Input: Begin

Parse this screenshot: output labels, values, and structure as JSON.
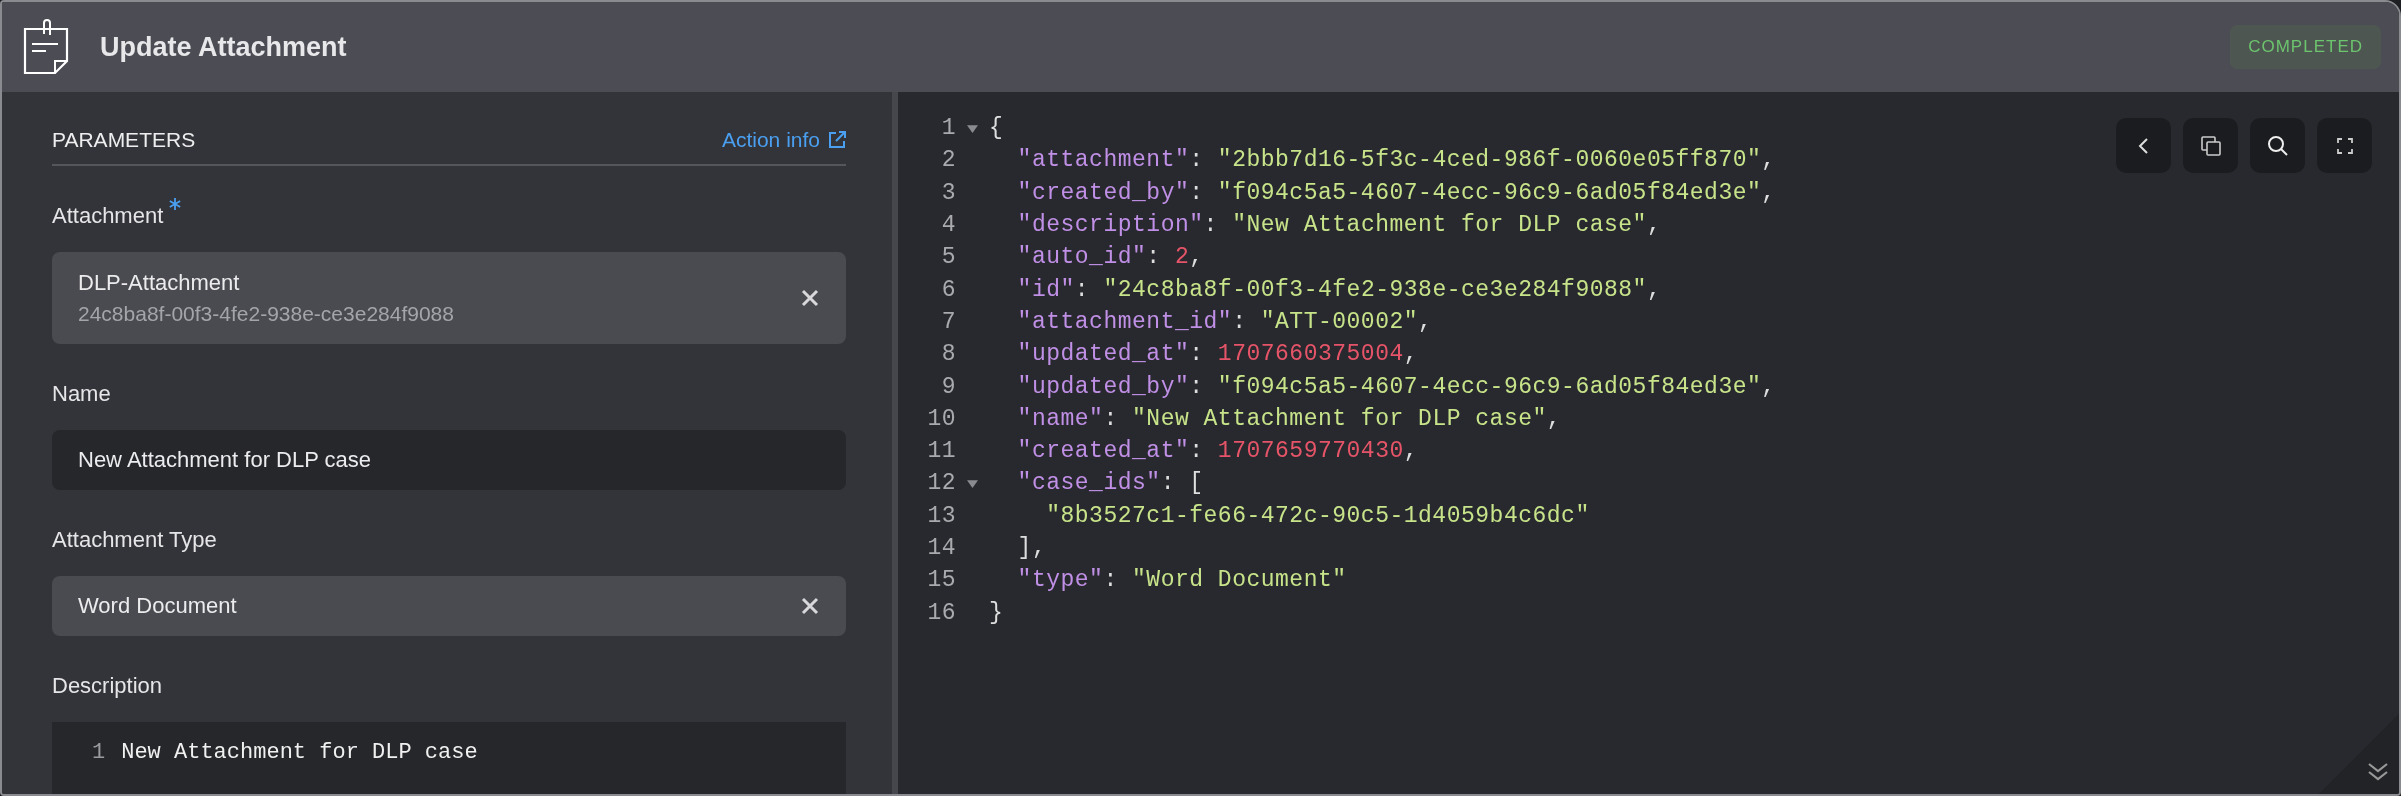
{
  "header": {
    "title": "Update Attachment",
    "status": "COMPLETED"
  },
  "parameters": {
    "heading": "PARAMETERS",
    "action_link": "Action info",
    "fields": [
      {
        "kind": "select",
        "label": "Attachment",
        "required": true,
        "value": "DLP-Attachment",
        "subtext": "24c8ba8f-00f3-4fe2-938e-ce3e284f9088"
      },
      {
        "kind": "text",
        "label": "Name",
        "required": false,
        "value": "New Attachment for DLP case"
      },
      {
        "kind": "select",
        "label": "Attachment Type",
        "required": false,
        "value": "Word Document"
      },
      {
        "kind": "code",
        "label": "Description",
        "required": false,
        "lines": [
          {
            "number": "1",
            "text": "New Attachment for DLP case"
          }
        ]
      }
    ]
  },
  "output": {
    "lines": [
      {
        "number": "1",
        "expanded": true,
        "tokens": [
          {
            "kind": "punct",
            "text": "{"
          }
        ]
      },
      {
        "number": "2",
        "tokens": [
          {
            "kind": "key",
            "text": "  \"attachment\""
          },
          {
            "kind": "punct",
            "text": ": "
          },
          {
            "kind": "string",
            "text": "\"2bbb7d16-5f3c-4ced-986f-0060e05ff870\""
          },
          {
            "kind": "punct",
            "text": ","
          }
        ]
      },
      {
        "number": "3",
        "tokens": [
          {
            "kind": "key",
            "text": "  \"created_by\""
          },
          {
            "kind": "punct",
            "text": ": "
          },
          {
            "kind": "string",
            "text": "\"f094c5a5-4607-4ecc-96c9-6ad05f84ed3e\""
          },
          {
            "kind": "punct",
            "text": ","
          }
        ]
      },
      {
        "number": "4",
        "tokens": [
          {
            "kind": "key",
            "text": "  \"description\""
          },
          {
            "kind": "punct",
            "text": ": "
          },
          {
            "kind": "string",
            "text": "\"New Attachment for DLP case\""
          },
          {
            "kind": "punct",
            "text": ","
          }
        ]
      },
      {
        "number": "5",
        "tokens": [
          {
            "kind": "key",
            "text": "  \"auto_id\""
          },
          {
            "kind": "punct",
            "text": ": "
          },
          {
            "kind": "number",
            "text": "2"
          },
          {
            "kind": "punct",
            "text": ","
          }
        ]
      },
      {
        "number": "6",
        "tokens": [
          {
            "kind": "key",
            "text": "  \"id\""
          },
          {
            "kind": "punct",
            "text": ": "
          },
          {
            "kind": "string",
            "text": "\"24c8ba8f-00f3-4fe2-938e-ce3e284f9088\""
          },
          {
            "kind": "punct",
            "text": ","
          }
        ]
      },
      {
        "number": "7",
        "tokens": [
          {
            "kind": "key",
            "text": "  \"attachment_id\""
          },
          {
            "kind": "punct",
            "text": ": "
          },
          {
            "kind": "string",
            "text": "\"ATT-00002\""
          },
          {
            "kind": "punct",
            "text": ","
          }
        ]
      },
      {
        "number": "8",
        "tokens": [
          {
            "kind": "key",
            "text": "  \"updated_at\""
          },
          {
            "kind": "punct",
            "text": ": "
          },
          {
            "kind": "number",
            "text": "1707660375004"
          },
          {
            "kind": "punct",
            "text": ","
          }
        ]
      },
      {
        "number": "9",
        "tokens": [
          {
            "kind": "key",
            "text": "  \"updated_by\""
          },
          {
            "kind": "punct",
            "text": ": "
          },
          {
            "kind": "string",
            "text": "\"f094c5a5-4607-4ecc-96c9-6ad05f84ed3e\""
          },
          {
            "kind": "punct",
            "text": ","
          }
        ]
      },
      {
        "number": "10",
        "tokens": [
          {
            "kind": "key",
            "text": "  \"name\""
          },
          {
            "kind": "punct",
            "text": ": "
          },
          {
            "kind": "string",
            "text": "\"New Attachment for DLP case\""
          },
          {
            "kind": "punct",
            "text": ","
          }
        ]
      },
      {
        "number": "11",
        "tokens": [
          {
            "kind": "key",
            "text": "  \"created_at\""
          },
          {
            "kind": "punct",
            "text": ": "
          },
          {
            "kind": "number",
            "text": "1707659770430"
          },
          {
            "kind": "punct",
            "text": ","
          }
        ]
      },
      {
        "number": "12",
        "expanded": true,
        "tokens": [
          {
            "kind": "key",
            "text": "  \"case_ids\""
          },
          {
            "kind": "punct",
            "text": ": ["
          }
        ]
      },
      {
        "number": "13",
        "tokens": [
          {
            "kind": "string",
            "text": "    \"8b3527c1-fe66-472c-90c5-1d4059b4c6dc\""
          }
        ]
      },
      {
        "number": "14",
        "tokens": [
          {
            "kind": "punct",
            "text": "  ],"
          }
        ]
      },
      {
        "number": "15",
        "tokens": [
          {
            "kind": "key",
            "text": "  \"type\""
          },
          {
            "kind": "punct",
            "text": ": "
          },
          {
            "kind": "string",
            "text": "\"Word Document\""
          }
        ]
      },
      {
        "number": "16",
        "tokens": [
          {
            "kind": "punct",
            "text": "}"
          }
        ]
      }
    ]
  }
}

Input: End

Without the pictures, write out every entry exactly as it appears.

Response to this task:
Parse this screenshot: output labels, values, and structure as JSON.
{
  "header": {
    "title": "Update Attachment",
    "status": "COMPLETED"
  },
  "parameters": {
    "heading": "PARAMETERS",
    "action_link": "Action info",
    "fields": [
      {
        "kind": "select",
        "label": "Attachment",
        "required": true,
        "value": "DLP-Attachment",
        "subtext": "24c8ba8f-00f3-4fe2-938e-ce3e284f9088"
      },
      {
        "kind": "text",
        "label": "Name",
        "required": false,
        "value": "New Attachment for DLP case"
      },
      {
        "kind": "select",
        "label": "Attachment Type",
        "required": false,
        "value": "Word Document"
      },
      {
        "kind": "code",
        "label": "Description",
        "required": false,
        "lines": [
          {
            "number": "1",
            "text": "New Attachment for DLP case"
          }
        ]
      }
    ]
  },
  "output": {
    "lines": [
      {
        "number": "1",
        "expanded": true,
        "tokens": [
          {
            "kind": "punct",
            "text": "{"
          }
        ]
      },
      {
        "number": "2",
        "tokens": [
          {
            "kind": "key",
            "text": "  \"attachment\""
          },
          {
            "kind": "punct",
            "text": ": "
          },
          {
            "kind": "string",
            "text": "\"2bbb7d16-5f3c-4ced-986f-0060e05ff870\""
          },
          {
            "kind": "punct",
            "text": ","
          }
        ]
      },
      {
        "number": "3",
        "tokens": [
          {
            "kind": "key",
            "text": "  \"created_by\""
          },
          {
            "kind": "punct",
            "text": ": "
          },
          {
            "kind": "string",
            "text": "\"f094c5a5-4607-4ecc-96c9-6ad05f84ed3e\""
          },
          {
            "kind": "punct",
            "text": ","
          }
        ]
      },
      {
        "number": "4",
        "tokens": [
          {
            "kind": "key",
            "text": "  \"description\""
          },
          {
            "kind": "punct",
            "text": ": "
          },
          {
            "kind": "string",
            "text": "\"New Attachment for DLP case\""
          },
          {
            "kind": "punct",
            "text": ","
          }
        ]
      },
      {
        "number": "5",
        "tokens": [
          {
            "kind": "key",
            "text": "  \"auto_id\""
          },
          {
            "kind": "punct",
            "text": ": "
          },
          {
            "kind": "number",
            "text": "2"
          },
          {
            "kind": "punct",
            "text": ","
          }
        ]
      },
      {
        "number": "6",
        "tokens": [
          {
            "kind": "key",
            "text": "  \"id\""
          },
          {
            "kind": "punct",
            "text": ": "
          },
          {
            "kind": "string",
            "text": "\"24c8ba8f-00f3-4fe2-938e-ce3e284f9088\""
          },
          {
            "kind": "punct",
            "text": ","
          }
        ]
      },
      {
        "number": "7",
        "tokens": [
          {
            "kind": "key",
            "text": "  \"attachment_id\""
          },
          {
            "kind": "punct",
            "text": ": "
          },
          {
            "kind": "string",
            "text": "\"ATT-00002\""
          },
          {
            "kind": "punct",
            "text": ","
          }
        ]
      },
      {
        "number": "8",
        "tokens": [
          {
            "kind": "key",
            "text": "  \"updated_at\""
          },
          {
            "kind": "punct",
            "text": ": "
          },
          {
            "kind": "number",
            "text": "1707660375004"
          },
          {
            "kind": "punct",
            "text": ","
          }
        ]
      },
      {
        "number": "9",
        "tokens": [
          {
            "kind": "key",
            "text": "  \"updated_by\""
          },
          {
            "kind": "punct",
            "text": ": "
          },
          {
            "kind": "string",
            "text": "\"f094c5a5-4607-4ecc-96c9-6ad05f84ed3e\""
          },
          {
            "kind": "punct",
            "text": ","
          }
        ]
      },
      {
        "number": "10",
        "tokens": [
          {
            "kind": "key",
            "text": "  \"name\""
          },
          {
            "kind": "punct",
            "text": ": "
          },
          {
            "kind": "string",
            "text": "\"New Attachment for DLP case\""
          },
          {
            "kind": "punct",
            "text": ","
          }
        ]
      },
      {
        "number": "11",
        "tokens": [
          {
            "kind": "key",
            "text": "  \"created_at\""
          },
          {
            "kind": "punct",
            "text": ": "
          },
          {
            "kind": "number",
            "text": "1707659770430"
          },
          {
            "kind": "punct",
            "text": ","
          }
        ]
      },
      {
        "number": "12",
        "expanded": true,
        "tokens": [
          {
            "kind": "key",
            "text": "  \"case_ids\""
          },
          {
            "kind": "punct",
            "text": ": ["
          }
        ]
      },
      {
        "number": "13",
        "tokens": [
          {
            "kind": "string",
            "text": "    \"8b3527c1-fe66-472c-90c5-1d4059b4c6dc\""
          }
        ]
      },
      {
        "number": "14",
        "tokens": [
          {
            "kind": "punct",
            "text": "  ],"
          }
        ]
      },
      {
        "number": "15",
        "tokens": [
          {
            "kind": "key",
            "text": "  \"type\""
          },
          {
            "kind": "punct",
            "text": ": "
          },
          {
            "kind": "string",
            "text": "\"Word Document\""
          }
        ]
      },
      {
        "number": "16",
        "tokens": [
          {
            "kind": "punct",
            "text": "}"
          }
        ]
      }
    ]
  }
}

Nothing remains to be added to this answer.